Do Not Cash a Settlement Check or Sign Documents Provided by the Other Driver’s Insurance

Insurance companies recognize that motor vehicle accident victims face financial hardships so they may try to issue you a check or ask you to sign settlement documents.  This is a bad idea unless a personal injury attorney has reviewed the case and documents.  Insurance companies are notorious for offering far less than the value of a claim to unrepresented parties because they know that a lack of knowledge about the value of a claim and the financial pressure may result in a quick low-ball settlement being accepted.  Once a general release is executed, it may result in a waiver of ALL claims even those for injuries that are not immediately apparent.

If you or someone you love is injured or a family member dies in a Missouri motor vehicle accident, we urge you to avoid these mistakes and contact us if you have questions.  Our experienced Missouri motor vehicle collision attorneys at Hubbard & Kurtz, LLP work diligently to obtain financial compensation for our clients’ injuries so contact us toll free at (877) 535-1163 to see how we can help!

The Law Enforcement Accident Report Found Me At-Fault: Am I Out of Luck?

Wednesday, February 6th, 2013

When you are involved in a serious collision, it can mean bad news, worse news and worst news.  The bad news is that you were involved in a car accident and suffered damage to your motor vehicle that will require dealing with insurance company hassles.  While fighting with an insurance company to get your vehicle repaired is a hassle, it is much worse news to learn you have suffered serious injuries that may result in intense pain, physical and mental disabilities, extensive medical bills and other physical, emotional and fiscal hardships.  However, the worst news is finding out that you may not be able to recover compensation for you injuries because the law enforcement accident report indicates that you are at-fault in causing the collision.

While many car accident victims become discouraged and decline to explore whether they have a right to financial compensation in this situation, this is a mistake to be avoided.  Although law enforcement officers that analyze accident scenes are competent and good at what they do, they are not infallible.
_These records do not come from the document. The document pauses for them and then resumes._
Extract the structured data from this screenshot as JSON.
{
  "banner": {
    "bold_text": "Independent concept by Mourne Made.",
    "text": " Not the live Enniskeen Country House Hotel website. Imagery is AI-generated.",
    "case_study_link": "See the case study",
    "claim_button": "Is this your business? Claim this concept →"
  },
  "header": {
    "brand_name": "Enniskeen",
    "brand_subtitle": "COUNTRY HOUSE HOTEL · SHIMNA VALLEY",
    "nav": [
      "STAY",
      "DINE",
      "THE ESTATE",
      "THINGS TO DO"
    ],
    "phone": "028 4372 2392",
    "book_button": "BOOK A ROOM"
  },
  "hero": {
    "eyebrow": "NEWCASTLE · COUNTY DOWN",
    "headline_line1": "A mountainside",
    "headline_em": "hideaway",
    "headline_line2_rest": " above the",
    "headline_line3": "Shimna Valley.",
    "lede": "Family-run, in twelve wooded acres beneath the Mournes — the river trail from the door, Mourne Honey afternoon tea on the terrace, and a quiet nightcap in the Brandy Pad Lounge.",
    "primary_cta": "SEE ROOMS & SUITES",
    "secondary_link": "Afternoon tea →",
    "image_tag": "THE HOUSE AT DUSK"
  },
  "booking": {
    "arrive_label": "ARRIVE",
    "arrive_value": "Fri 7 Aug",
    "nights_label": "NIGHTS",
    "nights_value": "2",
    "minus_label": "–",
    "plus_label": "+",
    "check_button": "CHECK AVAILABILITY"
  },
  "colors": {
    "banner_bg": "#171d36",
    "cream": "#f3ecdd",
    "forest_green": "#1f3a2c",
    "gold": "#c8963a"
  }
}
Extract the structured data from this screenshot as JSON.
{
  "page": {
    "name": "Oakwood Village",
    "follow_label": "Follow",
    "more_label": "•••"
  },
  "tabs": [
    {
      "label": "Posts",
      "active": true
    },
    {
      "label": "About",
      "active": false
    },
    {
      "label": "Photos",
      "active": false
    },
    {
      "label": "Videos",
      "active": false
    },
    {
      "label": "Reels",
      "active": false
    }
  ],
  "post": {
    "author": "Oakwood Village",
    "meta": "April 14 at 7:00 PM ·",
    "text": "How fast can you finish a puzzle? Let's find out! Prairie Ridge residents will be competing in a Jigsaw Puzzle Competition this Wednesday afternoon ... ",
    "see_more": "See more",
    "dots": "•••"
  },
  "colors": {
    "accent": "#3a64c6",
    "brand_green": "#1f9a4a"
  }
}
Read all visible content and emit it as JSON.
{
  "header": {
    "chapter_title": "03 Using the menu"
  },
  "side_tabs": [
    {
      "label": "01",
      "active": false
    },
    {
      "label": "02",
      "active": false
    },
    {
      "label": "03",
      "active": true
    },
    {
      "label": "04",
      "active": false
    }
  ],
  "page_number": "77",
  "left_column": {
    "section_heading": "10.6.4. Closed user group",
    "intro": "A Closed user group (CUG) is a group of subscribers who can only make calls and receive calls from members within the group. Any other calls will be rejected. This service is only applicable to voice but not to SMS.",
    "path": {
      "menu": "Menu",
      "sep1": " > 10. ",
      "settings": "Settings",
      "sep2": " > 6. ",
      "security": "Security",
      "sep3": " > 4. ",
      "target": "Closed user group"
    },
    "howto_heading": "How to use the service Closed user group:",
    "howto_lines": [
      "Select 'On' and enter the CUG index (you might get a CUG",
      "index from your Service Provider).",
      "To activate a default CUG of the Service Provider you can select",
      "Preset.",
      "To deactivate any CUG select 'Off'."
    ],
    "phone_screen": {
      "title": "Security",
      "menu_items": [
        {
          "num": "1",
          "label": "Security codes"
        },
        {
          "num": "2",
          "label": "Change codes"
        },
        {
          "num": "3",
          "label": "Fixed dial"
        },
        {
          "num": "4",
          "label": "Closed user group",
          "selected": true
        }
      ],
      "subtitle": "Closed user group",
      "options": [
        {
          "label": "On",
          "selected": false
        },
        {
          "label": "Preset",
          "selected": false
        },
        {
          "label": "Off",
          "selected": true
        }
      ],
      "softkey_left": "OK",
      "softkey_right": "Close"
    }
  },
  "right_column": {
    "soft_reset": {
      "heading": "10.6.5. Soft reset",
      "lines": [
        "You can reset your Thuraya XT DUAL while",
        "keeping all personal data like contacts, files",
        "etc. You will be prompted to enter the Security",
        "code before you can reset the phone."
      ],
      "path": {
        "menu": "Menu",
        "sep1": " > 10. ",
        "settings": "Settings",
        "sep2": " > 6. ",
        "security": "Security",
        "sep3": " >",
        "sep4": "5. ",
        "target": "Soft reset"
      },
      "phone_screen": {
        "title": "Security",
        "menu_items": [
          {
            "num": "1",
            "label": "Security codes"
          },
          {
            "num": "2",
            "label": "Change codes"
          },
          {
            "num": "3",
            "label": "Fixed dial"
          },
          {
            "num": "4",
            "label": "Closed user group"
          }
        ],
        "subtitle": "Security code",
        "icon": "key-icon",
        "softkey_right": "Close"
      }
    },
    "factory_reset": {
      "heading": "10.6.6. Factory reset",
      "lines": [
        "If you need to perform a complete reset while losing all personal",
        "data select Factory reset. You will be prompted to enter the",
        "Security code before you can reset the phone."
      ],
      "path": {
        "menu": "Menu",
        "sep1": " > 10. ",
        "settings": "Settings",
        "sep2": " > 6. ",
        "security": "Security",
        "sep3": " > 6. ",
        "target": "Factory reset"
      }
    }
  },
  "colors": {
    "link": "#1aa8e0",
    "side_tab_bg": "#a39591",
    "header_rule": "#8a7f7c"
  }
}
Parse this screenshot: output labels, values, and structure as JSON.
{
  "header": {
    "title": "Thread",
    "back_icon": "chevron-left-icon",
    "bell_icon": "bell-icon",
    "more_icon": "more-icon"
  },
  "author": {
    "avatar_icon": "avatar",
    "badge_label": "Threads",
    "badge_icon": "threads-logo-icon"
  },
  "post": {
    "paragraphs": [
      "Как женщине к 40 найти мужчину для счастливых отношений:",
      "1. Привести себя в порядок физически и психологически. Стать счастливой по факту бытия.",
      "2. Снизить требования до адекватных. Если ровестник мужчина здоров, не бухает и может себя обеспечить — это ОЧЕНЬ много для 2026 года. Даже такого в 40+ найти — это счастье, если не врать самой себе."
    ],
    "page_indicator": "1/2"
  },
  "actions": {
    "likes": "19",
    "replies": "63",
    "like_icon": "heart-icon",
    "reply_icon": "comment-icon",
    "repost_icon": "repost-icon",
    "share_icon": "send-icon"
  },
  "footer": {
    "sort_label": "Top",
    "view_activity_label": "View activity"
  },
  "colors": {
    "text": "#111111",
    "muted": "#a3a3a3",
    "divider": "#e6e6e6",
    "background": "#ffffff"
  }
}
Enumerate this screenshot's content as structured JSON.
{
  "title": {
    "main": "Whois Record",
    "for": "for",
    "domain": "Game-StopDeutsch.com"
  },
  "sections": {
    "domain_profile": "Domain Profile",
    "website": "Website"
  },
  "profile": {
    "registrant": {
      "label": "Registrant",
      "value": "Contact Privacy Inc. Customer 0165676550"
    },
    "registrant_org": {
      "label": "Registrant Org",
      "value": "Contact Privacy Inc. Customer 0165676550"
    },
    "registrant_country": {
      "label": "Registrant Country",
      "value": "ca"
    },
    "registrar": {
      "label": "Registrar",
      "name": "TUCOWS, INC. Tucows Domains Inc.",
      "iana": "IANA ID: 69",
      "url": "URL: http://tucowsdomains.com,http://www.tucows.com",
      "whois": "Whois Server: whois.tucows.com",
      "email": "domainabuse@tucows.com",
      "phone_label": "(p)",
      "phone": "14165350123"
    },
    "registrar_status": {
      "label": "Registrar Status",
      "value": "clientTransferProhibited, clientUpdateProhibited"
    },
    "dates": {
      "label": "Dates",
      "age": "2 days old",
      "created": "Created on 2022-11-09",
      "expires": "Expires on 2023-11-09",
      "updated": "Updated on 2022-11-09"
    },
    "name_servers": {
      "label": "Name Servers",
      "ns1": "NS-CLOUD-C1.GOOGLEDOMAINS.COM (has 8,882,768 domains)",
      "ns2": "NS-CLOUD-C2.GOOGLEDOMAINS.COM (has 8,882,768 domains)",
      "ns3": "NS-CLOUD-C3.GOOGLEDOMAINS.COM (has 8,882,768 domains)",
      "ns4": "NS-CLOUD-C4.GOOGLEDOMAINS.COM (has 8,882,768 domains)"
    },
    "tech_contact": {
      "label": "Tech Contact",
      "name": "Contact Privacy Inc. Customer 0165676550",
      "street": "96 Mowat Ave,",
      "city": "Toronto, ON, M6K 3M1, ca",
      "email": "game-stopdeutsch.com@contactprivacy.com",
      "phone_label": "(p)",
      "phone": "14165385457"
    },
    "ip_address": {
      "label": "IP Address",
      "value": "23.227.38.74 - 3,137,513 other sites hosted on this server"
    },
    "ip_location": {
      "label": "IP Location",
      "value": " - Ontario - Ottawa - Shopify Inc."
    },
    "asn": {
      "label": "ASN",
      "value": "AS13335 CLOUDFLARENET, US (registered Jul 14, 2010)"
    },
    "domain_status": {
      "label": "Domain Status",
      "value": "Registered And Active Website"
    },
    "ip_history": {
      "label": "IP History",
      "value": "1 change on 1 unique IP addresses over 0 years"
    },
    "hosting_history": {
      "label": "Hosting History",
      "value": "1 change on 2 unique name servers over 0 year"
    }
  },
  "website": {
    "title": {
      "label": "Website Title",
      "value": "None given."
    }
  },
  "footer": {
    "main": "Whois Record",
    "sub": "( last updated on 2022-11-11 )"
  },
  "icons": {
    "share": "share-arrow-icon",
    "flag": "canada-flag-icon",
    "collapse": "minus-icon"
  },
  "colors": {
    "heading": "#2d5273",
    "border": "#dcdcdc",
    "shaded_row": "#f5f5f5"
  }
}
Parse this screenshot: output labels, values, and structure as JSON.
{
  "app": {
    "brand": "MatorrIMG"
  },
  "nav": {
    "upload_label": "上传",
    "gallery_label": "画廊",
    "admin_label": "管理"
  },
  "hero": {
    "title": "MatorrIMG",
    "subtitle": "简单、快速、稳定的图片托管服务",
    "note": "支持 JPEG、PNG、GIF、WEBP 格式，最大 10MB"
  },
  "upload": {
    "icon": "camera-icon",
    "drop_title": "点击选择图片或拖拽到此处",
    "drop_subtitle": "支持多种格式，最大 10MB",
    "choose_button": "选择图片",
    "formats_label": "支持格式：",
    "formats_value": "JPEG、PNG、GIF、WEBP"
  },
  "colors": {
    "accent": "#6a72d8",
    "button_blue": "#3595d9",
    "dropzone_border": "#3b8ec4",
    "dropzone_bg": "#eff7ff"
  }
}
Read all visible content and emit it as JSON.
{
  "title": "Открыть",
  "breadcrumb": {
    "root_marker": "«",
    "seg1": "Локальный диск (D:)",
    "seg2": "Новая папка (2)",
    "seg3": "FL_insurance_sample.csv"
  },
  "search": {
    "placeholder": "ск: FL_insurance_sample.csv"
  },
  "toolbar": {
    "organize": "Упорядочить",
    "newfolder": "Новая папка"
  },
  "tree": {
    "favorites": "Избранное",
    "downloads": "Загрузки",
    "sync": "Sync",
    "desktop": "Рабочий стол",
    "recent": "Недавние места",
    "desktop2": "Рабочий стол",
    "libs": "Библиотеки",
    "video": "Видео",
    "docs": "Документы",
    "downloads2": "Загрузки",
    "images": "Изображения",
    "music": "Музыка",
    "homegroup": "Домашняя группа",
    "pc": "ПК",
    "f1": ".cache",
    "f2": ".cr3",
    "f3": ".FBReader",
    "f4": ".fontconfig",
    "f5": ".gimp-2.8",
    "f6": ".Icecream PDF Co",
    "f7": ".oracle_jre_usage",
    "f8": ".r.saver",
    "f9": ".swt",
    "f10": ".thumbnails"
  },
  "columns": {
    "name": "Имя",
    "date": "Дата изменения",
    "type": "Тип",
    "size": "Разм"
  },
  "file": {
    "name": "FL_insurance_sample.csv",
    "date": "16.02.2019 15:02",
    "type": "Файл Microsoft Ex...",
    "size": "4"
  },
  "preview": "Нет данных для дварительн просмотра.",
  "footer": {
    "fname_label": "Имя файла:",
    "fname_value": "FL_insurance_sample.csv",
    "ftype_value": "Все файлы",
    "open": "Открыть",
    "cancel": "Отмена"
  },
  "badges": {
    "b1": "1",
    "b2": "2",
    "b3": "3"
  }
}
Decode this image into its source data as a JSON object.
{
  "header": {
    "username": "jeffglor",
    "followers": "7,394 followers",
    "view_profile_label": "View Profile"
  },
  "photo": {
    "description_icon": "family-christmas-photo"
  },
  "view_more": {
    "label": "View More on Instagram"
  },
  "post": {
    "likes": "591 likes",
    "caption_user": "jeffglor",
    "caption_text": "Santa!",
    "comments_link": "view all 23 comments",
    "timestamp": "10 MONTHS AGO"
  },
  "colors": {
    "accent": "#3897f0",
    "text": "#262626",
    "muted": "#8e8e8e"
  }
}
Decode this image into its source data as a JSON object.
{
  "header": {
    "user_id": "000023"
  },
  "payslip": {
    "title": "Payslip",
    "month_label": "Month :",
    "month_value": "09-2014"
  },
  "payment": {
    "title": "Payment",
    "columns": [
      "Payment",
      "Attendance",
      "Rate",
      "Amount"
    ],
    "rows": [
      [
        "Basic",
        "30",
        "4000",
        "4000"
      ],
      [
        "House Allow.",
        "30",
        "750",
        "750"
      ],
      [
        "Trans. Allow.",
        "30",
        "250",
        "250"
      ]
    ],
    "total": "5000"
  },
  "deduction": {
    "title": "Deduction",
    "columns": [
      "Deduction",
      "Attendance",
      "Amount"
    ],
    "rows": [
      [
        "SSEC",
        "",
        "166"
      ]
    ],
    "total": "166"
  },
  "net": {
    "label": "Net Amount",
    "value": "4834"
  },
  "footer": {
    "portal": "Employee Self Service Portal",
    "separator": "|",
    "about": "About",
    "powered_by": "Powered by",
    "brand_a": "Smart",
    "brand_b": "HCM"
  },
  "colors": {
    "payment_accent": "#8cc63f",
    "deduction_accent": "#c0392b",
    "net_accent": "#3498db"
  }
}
Our experienced Missouri car accident attorneys at Hubbard & Kurtz examine the evidence, which may include law enforcement reports, vehicle damage, witness statements and more to arrive at an independent determination regarding issues like liability and causation.  Our attorneys may also use accident reconstruction experts to build a compelling case that may conflict with the preliminary determination by law enforcement.  We also scrutinize the accident report for errors or inaccuracies that may impact its conclusion on the issue of fault.

Even if the police report is correct in determining that a car accident victim’s own negligence contributed to his or her own injuries, this is not the end of the analysis.  Sometimes the other driver also may have engaged in conduct that contributed to the accident.  In Missouri, an injury victim whose own negligent conduct contributed to a collision may still recover for damages, but the financial award will be reduced based on the percentage of fault assigned to the injury victim.

This legal principle, which is referred to as “pure comparative negligence,” can be crucially important if you suffer serious debilitating injuries like paralysis from a spinal cord injury or impaired cognitive functioning resulting from a traumatic brain injury.  If the jury determined your damages to be one million dollars in this situation, you would still be entitled to receive $250,000 even if the judge or jury determined you to be 75 percent responsible for your own injuries.

If you or someone you love is injured or a family member dies in a Missouri auto accident, we urge you to contact us even if you believe you may have been at-fault for causing the accident.  Our experienced Missouri auto collision attorneys at Hubbard & Kurtz, LLP may be able to identify a factual or legal basis for you to obtain financial compensation for your injuries so contact us toll free at (877) 535-1163 to see how we can help!